Druin or Drewen shortly after arriving in Australia in 1891. Although there is no proof, it is most likely that Knowles' memory
confused Deeming's aliases with Druitt's name, and that either the aforementioned headline or a similar one (of which there
were many in those days) had prompted belief in a pamphlet.
Also of interest is an occurrence which happened in March, 1889. According to Dr. Thomas Dutton, Albert Backert,
a high-standing member of the Whitechapel Vigilance Committee, had set forth his displeasure that "there seemed to be too
much complacency in the force simply because there had been no more murders for some months."
The senior officers responded to his complaint, and was told that if he were to swear to secrecy he would
be given information about the case. In his own words, he explains:
Foolishly, I agreed. It was then suggested to me that
the Vigilance Committee and its patrols might be
banded as the police were quite certain that the Ripper
was dead. I protested that, as I had been sworn to
I really ought to be given more information
than this. 'It isn't necessary for you to know any more,'
I was told. 'The
man in question is dead. He was fish-
ed out of the Thames two months ago and it would only

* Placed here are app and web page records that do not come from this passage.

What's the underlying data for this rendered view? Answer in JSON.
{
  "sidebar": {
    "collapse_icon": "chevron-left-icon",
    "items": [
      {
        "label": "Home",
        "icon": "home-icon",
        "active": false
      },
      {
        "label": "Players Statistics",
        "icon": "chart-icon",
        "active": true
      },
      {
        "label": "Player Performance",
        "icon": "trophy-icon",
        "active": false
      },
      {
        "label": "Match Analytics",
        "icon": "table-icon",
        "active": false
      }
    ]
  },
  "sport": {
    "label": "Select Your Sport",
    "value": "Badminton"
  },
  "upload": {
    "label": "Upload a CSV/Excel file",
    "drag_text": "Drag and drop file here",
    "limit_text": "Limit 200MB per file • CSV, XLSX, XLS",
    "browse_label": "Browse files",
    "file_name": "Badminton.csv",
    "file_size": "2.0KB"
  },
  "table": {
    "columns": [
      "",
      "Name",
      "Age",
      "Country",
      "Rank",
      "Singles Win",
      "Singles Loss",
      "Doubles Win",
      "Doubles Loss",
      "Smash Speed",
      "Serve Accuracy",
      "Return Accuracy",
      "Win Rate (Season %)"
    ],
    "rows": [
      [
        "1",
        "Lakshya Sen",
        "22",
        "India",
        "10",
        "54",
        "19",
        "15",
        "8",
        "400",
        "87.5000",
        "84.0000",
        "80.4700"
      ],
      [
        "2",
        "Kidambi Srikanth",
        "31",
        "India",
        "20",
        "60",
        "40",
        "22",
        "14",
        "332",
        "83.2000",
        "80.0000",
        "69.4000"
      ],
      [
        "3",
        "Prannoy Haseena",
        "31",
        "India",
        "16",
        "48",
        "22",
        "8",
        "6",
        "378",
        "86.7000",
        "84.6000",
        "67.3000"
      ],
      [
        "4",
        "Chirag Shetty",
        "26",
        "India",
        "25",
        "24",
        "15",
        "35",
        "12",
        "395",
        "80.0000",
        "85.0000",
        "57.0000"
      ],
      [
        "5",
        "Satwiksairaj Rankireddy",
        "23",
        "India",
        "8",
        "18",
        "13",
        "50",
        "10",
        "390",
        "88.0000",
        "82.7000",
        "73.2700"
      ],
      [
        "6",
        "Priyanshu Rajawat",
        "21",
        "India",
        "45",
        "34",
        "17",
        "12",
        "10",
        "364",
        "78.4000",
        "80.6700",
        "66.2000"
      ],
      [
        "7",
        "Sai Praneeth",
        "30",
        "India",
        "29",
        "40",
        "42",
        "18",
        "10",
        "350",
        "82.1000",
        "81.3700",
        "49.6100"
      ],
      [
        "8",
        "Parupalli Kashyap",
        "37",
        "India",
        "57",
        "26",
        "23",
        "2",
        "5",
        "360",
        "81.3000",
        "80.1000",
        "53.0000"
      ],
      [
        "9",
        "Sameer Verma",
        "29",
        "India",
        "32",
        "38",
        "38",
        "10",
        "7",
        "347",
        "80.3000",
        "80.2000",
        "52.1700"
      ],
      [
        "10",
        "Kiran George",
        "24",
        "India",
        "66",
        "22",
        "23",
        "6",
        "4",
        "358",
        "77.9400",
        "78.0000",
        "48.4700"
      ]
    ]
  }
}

cause pain to relatives
if we said any more than that.
Dutton's source on this is unknown, but if true, this is of extreme importance -- if this happened in March
of 1889, then it suggests police interest in Druitt as a suspect before Macnaghten, who didn't join the force until
the summer of 1889: two months after this alleged incident.
Abberline himself didn't acknowledge the fact, as others such as Anderson have so famously done, that the
Ripper was known to have been dead soon after the autumn of 1888. In his interview with the Pall Mall Gazette
in 1903, he is quoted:
You can state most emphatically that Scotland Yard is really no wiser on the subject than it was fifteen
years ago. It is simple nonsense to talk of the police having proof that the man is dead. I am, and always have been, in the
closest touch with Scotland Yard, and it would have been next to impossible for me not to have known all about it. Besides,
the authorities would have been only too glad to make an end of such a mystery, if only for their own credit.
And so remains the case of Druitt. His acceptance as a Ripper suspect must lie in the belief that Macnaghten
had more information than he wanted others to know -- information which he claims he destroyed so as not to cause an uproar.
One must also contend that Druitt could have fit committed the murders in time to return to his cricket games, especially
in the cases of Nichols and Chapman. If those two queries can be answered in the positive, than Druitt deserves recognition
as a leading Ripper suspect. If not, his inclusion as a suspect must be attributed to the sole opinions of Macnaghten, based
on hearsay and memory.